How does our government eavesdrop? Whom do they eavesdrop on? And is the interception of communication an effective means of predicting and preventing future attacks? These are some of the questions at the heart of Patrick Radden Keefe's brilliant new book, Chatter. In the late 1990s, when Keefe was a graduate student in England, he heard stories about an eavesdropping network led by the United States that spanned the planet. The system, known as Echelon, allowed America and its allies to intercept the private phone calls and e-mails of civilians and governments around the world. Taking the mystery of Echelon as his point of departure, Keefe explores the nature and context of communications interception, drawing together fascinating strands of history, fresh investigative reporting, and riveting, eye-opening anecdotes. The result is a bold and distinctive book, part detective story, part travel-writing, part essay on paranoia and secrecy in a digital age. Chatter starts out at Menwith Hill, a secret eavesdropping station covered in mysterious, gargantuan golf balls, in England's Yorkshire moors. From there, the narrative moves quickly to another American spy station hidden in the Australian outback; from the intelligence bureaucracy in Washington to the European Parliament in Brussels; from an abandoned National Security Agency base in the mountains of North Carolina to the remote Indian Ocean island of Diego Garcia. As Keefe chases down the truth of contemporary surveillance by intelligence agencies, he unearths reams of little-known information and introduces us to a rogue's gallery of unforgettable characters. We meet a former British eavesdropper who now listens in on the United States Air Force for sport; an intelligence translator who risked prison to reveal an American operation to spy on the United Nations Security Council; a former member of the Senate committee on intelligence who says that oversight is so bad, a lot of senators only sit on the committee for the travel. Provocative, often funny, and

Language:

English

Length:

5h 53m


Chapters

Chapter 1
Chapter 1

06:50


Chapter 2
Chapter 2

06:52


Chapter 3
Chapter 3

06:43


Chapter 4
Chapter 4

07:02


Chapter 5
Chapter 5

06:56


Chapter 6
Chapter 6

05:48


Chapter 7
Chapter 7

06:39

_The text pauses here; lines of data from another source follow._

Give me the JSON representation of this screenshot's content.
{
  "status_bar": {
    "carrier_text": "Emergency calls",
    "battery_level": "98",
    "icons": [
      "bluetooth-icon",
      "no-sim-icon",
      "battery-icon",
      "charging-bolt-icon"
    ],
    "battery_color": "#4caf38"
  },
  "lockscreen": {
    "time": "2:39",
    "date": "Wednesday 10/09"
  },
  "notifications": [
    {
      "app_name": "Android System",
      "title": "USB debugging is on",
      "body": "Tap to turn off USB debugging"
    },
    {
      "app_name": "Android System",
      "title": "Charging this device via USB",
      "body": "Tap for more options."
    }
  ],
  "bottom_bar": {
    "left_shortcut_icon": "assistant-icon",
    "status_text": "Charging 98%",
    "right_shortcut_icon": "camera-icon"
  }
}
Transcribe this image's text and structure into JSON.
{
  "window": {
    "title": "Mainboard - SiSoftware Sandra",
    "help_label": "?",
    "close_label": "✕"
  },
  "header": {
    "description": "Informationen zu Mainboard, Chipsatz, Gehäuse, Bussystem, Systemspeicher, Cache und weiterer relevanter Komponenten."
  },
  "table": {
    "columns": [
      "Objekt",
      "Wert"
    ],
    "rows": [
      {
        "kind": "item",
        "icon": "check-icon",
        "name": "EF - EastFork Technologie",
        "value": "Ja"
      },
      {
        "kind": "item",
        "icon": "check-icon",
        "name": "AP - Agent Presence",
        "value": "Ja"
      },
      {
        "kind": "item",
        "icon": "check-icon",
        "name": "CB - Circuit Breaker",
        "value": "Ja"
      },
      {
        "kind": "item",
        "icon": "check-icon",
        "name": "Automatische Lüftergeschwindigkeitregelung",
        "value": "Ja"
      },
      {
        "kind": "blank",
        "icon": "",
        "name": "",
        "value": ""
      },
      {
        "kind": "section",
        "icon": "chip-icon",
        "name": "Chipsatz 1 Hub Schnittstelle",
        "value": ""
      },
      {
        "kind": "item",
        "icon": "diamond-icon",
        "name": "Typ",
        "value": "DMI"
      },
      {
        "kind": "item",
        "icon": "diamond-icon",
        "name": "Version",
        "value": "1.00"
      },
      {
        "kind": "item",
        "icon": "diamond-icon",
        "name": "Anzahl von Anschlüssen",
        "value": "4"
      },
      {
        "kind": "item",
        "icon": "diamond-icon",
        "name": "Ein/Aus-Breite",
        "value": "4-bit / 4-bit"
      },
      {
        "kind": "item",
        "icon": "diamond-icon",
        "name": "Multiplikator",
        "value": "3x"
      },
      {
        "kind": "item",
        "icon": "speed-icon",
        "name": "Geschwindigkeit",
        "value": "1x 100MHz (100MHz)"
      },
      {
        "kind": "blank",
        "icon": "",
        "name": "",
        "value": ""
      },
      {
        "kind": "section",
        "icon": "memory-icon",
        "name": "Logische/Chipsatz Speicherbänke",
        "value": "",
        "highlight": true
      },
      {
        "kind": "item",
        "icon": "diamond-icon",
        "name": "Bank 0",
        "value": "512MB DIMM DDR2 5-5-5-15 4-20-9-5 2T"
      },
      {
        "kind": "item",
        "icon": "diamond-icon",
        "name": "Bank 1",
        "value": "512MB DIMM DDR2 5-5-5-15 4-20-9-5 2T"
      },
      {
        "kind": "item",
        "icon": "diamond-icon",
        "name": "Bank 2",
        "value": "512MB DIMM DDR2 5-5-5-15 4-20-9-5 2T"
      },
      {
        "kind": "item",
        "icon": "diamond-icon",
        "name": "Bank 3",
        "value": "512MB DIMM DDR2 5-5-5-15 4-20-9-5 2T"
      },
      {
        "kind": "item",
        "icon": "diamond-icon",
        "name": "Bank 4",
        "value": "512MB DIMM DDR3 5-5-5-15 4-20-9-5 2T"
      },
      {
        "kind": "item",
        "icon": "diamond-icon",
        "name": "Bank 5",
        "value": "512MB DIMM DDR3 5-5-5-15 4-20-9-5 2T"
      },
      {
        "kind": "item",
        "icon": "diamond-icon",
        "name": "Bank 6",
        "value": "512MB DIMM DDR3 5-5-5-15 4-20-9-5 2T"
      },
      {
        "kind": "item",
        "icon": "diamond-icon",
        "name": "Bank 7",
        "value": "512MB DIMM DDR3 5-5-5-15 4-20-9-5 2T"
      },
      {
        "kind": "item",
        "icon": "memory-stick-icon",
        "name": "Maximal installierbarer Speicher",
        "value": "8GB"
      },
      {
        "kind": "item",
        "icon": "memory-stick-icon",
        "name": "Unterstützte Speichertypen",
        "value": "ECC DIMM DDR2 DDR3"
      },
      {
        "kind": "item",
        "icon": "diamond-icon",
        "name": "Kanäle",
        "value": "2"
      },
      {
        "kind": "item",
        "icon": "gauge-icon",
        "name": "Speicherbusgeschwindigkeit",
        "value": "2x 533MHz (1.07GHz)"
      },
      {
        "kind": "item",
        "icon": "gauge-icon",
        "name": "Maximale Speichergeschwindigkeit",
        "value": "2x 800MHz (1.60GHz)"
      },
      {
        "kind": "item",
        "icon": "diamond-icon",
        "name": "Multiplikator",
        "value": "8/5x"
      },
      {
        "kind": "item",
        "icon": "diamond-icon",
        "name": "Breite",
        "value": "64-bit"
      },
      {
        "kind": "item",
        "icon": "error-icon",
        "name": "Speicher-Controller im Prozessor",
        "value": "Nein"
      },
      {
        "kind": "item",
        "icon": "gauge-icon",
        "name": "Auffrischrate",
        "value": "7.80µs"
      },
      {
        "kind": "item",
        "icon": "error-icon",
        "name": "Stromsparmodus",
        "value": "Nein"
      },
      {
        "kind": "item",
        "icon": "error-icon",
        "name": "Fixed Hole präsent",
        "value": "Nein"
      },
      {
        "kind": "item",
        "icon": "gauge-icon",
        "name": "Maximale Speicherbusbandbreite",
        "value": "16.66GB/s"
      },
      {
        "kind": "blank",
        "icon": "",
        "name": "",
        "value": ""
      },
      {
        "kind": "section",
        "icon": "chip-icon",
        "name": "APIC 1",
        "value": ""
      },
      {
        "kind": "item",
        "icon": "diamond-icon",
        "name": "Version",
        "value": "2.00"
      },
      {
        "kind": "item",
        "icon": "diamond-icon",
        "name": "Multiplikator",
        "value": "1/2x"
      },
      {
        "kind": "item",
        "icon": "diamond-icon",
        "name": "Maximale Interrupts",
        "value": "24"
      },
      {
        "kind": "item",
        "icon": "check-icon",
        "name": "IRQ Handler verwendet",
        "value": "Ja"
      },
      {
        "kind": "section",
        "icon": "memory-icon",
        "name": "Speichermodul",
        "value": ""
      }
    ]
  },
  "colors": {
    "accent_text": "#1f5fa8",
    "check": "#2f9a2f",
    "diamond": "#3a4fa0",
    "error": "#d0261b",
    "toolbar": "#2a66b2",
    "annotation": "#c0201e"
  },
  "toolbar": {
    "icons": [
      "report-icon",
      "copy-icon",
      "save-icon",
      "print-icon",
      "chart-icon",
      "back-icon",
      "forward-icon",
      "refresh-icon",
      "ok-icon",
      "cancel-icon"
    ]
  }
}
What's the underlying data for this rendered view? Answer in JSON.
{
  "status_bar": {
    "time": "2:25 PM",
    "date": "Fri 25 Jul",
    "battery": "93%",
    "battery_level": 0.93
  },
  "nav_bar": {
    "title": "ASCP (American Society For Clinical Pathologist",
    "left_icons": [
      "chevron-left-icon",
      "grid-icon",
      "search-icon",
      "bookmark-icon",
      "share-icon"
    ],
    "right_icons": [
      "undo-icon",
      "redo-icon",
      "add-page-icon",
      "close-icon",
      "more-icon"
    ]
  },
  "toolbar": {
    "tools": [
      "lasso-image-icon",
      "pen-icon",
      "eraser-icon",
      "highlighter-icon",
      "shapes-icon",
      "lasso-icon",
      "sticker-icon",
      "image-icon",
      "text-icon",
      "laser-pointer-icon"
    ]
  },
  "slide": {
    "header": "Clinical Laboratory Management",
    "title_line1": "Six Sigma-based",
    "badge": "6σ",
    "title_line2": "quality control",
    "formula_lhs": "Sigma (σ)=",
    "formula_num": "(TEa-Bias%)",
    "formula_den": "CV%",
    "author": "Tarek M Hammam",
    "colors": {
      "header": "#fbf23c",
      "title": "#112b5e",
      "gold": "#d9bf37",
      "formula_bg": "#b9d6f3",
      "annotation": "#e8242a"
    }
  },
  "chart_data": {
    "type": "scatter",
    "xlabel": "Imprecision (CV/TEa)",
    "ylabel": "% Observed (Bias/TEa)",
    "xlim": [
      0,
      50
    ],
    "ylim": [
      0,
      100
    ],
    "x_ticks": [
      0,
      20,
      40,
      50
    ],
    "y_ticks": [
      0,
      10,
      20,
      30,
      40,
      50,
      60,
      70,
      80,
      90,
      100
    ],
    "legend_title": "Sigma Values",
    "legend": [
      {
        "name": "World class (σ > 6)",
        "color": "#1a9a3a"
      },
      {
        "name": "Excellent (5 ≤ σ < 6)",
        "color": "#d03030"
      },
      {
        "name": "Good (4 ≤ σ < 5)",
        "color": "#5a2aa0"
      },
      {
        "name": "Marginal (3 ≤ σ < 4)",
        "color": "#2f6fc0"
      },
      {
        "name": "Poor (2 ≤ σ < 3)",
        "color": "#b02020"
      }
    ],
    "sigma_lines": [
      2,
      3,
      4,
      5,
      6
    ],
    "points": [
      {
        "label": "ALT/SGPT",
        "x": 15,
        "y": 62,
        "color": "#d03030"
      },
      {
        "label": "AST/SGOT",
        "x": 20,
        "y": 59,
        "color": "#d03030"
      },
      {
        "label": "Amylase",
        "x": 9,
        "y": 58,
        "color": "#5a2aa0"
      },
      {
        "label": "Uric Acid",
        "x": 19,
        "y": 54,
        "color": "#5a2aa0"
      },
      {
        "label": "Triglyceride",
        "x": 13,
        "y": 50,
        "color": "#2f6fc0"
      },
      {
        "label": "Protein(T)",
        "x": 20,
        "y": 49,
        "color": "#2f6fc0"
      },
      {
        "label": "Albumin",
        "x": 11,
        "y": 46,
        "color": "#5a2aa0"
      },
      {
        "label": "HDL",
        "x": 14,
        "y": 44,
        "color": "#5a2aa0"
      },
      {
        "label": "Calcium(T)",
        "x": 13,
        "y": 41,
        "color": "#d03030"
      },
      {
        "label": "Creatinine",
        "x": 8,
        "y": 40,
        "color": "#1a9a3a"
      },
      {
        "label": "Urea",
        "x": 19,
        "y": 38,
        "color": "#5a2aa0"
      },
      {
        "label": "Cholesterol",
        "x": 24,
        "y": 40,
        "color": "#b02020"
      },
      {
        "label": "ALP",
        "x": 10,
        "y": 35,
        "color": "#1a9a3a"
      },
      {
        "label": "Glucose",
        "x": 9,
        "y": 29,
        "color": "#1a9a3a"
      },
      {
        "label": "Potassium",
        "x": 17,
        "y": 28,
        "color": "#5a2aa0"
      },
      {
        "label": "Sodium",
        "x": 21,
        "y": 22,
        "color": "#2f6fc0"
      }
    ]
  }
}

Chapter 8
Chapter 8

05:30


Chapter 9
Chapter 9

06:37


Chapter 10
Chapter 10

07:07


Chapter 11
Chapter 11

05:30


Chapter 12
Chapter 12

06:25


Chapter 13
Chapter 13

06:37


Chapter 14
Chapter 14

05:59


Chapter 15
Chapter 15

06:30


Chapter 16
Chapter 16

06:32


Chapter 17
Chapter 17

05:52


Chapter 18
Chapter 18

05:41


Chapter 19
Chapter 19

06:11


Chapter 20
Chapter 20

06:18


Chapter 21
Chapter 21

05:54


Chapter 22
Chapter 22

06:47


Chapter 23
Chapter 23

04:00


Chapter 24
Chapter 24

06:23


Chapter 25
Chapter 25

07:35


Chapter 26
Chapter 26

06:51


Chapter 27
Chapter 27

06:10


Chapter 28
Chapter 28

06:54


Chapter 29
Chapter 29

06:46


Chapter 30
Chapter 30

06:38


Chapter 31
Chapter 31

07:04


Chapter 32
Chapter 32

07:02


Chapter 33
Chapter 33

06:15


Chapter 34
Chapter 34

04:55


Chapter 35
Chapter 35

07:15


Chapter 36
Chapter 36

06:52


Chapter 37
Chapter 37

06:32


Chapter 38
Chapter 38

06:35


Chapter 39
Chapter 39

06:15


Chapter 40
Chapter 40

05:59


Chapter 41
Chapter 41

06:26


Chapter 42
Chapter 42

06:47


Chapter 43
Chapter 43

06:38


Chapter 44
Chapter 44

04:29


Chapter 45
Chapter 45

03:51


Chapter 46
Chapter 46

04:17


Chapter 47
Chapter 47

06:42


Chapter 48
Chapter 48

06:46


Chapter 49
Chapter 49

05:59


Chapter 50
Chapter 50

06:10


Chapter 51
Chapter 51

06:58


Chapter 52
Chapter 52

06:06


Chapter 53
Chapter 53

05:29


Chapter 54
Chapter 54

05:43


Chapter 55
Chapter 55

07:12


Chapter 56
Chapter 56

07:08